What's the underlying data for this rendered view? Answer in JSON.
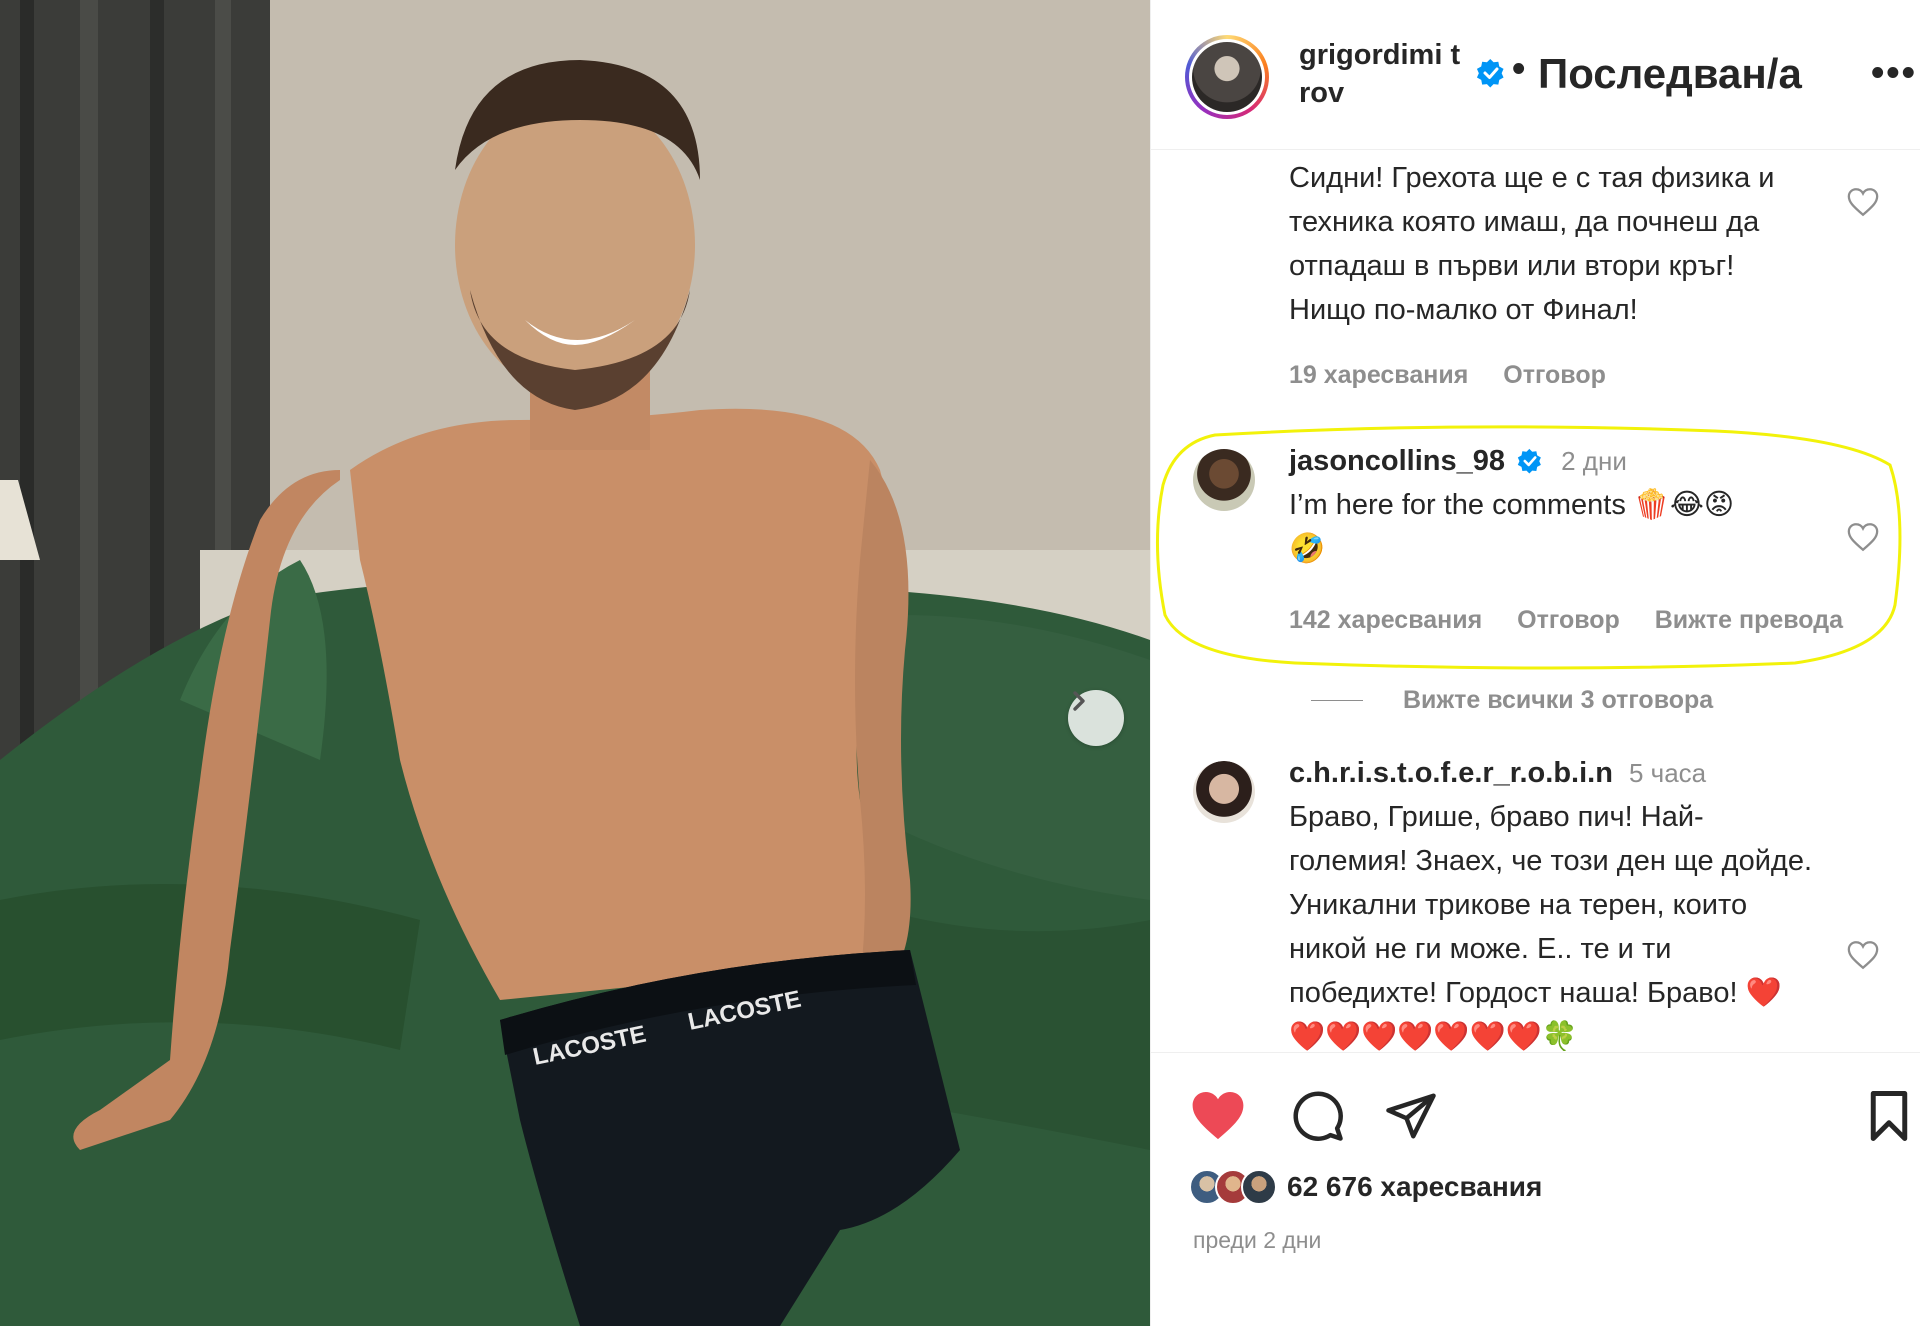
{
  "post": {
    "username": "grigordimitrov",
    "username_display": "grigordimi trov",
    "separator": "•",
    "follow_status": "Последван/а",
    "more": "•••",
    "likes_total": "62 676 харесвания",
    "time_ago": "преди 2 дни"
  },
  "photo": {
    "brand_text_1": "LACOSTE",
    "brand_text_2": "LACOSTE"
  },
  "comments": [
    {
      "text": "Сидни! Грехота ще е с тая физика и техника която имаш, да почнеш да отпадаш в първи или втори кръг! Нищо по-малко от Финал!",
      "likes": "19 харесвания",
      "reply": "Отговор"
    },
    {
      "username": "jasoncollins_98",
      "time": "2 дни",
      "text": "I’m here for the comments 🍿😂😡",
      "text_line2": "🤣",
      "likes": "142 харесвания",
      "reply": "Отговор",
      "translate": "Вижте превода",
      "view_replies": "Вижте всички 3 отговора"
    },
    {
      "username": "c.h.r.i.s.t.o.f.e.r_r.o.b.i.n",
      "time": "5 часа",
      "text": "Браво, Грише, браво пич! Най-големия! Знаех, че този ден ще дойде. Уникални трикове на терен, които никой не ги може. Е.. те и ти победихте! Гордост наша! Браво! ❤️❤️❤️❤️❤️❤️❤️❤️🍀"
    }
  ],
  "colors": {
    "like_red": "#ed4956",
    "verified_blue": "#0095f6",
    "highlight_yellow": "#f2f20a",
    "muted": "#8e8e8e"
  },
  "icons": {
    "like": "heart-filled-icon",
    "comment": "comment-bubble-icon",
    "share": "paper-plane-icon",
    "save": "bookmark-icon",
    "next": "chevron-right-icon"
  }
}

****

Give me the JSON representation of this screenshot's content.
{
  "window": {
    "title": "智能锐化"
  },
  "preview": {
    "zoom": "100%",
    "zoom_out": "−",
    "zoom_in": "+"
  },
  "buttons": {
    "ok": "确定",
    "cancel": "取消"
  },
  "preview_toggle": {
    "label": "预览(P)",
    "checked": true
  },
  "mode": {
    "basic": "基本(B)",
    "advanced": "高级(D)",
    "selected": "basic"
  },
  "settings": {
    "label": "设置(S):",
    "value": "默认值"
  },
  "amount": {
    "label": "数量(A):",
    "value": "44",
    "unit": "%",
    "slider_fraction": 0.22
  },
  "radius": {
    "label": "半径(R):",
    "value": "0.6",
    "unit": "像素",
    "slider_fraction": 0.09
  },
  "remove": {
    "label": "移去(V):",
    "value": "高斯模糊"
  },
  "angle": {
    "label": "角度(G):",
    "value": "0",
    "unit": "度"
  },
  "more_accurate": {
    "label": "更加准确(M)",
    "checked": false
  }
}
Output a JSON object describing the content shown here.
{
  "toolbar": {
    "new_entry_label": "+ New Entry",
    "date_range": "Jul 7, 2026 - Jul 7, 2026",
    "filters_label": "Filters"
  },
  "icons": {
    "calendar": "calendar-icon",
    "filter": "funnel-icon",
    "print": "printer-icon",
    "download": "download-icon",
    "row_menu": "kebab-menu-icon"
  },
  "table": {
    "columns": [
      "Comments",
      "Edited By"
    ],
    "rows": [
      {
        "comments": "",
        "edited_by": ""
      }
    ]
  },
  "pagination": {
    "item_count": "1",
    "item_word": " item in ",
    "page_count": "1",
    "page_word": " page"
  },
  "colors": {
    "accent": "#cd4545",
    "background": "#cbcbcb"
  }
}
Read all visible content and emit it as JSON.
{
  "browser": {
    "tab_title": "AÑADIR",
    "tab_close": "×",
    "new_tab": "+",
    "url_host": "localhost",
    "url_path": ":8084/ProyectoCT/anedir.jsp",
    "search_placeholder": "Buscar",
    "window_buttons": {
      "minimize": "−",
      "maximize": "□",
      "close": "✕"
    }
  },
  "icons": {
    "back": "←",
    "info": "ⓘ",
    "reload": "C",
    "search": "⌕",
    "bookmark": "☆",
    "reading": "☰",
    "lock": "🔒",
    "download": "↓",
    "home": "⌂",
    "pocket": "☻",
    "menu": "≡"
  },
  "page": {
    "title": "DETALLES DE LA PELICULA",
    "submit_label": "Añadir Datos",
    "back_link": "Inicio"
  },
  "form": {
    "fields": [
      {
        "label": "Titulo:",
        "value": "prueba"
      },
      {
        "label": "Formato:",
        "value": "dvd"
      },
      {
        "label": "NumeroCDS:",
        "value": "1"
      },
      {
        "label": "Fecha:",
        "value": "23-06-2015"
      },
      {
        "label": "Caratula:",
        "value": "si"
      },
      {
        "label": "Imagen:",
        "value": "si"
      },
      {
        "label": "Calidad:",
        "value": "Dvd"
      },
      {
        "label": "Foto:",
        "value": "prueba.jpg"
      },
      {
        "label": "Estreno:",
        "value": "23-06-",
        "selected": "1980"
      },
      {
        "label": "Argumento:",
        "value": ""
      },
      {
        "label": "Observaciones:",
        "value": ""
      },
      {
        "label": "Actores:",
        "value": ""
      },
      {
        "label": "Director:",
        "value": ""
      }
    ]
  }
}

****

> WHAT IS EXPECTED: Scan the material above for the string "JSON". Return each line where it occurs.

> EXPECTED ANSWER:
What's the underlying data for this rendered view? Answer in JSON.
Give me the JSON representation of this screenshot's content.
Output a JSON object describing the content shown here.
Read all visible content and emit it as JSON.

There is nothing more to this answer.